Record excerpts
+--

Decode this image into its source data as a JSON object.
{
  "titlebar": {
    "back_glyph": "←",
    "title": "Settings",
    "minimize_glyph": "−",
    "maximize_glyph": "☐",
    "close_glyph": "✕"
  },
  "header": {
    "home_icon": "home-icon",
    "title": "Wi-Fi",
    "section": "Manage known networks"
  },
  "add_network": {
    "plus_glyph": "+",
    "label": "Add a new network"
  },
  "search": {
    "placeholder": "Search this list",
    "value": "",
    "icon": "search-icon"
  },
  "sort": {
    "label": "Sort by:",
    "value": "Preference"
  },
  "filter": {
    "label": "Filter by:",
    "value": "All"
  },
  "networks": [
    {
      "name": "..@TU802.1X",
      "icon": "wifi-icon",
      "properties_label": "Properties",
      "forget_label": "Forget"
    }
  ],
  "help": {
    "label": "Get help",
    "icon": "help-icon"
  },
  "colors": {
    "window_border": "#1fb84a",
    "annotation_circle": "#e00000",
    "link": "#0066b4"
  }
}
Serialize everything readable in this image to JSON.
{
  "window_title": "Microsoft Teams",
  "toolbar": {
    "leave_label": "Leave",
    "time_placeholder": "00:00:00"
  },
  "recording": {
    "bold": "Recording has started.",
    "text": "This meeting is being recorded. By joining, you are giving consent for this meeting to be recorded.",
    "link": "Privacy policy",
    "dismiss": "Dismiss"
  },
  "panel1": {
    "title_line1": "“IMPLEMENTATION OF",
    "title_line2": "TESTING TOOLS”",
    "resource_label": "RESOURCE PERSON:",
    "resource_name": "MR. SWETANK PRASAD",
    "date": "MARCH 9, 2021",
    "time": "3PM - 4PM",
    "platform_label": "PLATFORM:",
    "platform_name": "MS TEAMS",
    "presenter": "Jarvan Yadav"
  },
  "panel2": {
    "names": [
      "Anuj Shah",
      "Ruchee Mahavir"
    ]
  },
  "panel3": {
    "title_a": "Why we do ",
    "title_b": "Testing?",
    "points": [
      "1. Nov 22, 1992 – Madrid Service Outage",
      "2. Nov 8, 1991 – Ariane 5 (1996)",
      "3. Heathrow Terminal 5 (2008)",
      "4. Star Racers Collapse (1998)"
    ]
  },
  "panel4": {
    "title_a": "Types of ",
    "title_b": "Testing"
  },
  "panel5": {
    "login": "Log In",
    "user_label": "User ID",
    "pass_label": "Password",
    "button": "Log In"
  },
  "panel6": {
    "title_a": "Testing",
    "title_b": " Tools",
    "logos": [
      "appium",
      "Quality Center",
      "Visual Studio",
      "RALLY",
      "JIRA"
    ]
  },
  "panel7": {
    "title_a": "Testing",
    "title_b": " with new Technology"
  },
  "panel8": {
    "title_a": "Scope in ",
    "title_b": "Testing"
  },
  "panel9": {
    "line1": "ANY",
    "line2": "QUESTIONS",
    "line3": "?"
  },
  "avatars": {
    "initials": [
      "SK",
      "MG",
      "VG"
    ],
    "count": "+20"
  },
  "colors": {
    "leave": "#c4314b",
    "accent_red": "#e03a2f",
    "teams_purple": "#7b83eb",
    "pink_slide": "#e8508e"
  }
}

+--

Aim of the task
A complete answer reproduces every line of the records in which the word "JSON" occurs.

Exercise response
Decode this image into its source data as a JSON object.
Serialize everything readable in this image to JSON.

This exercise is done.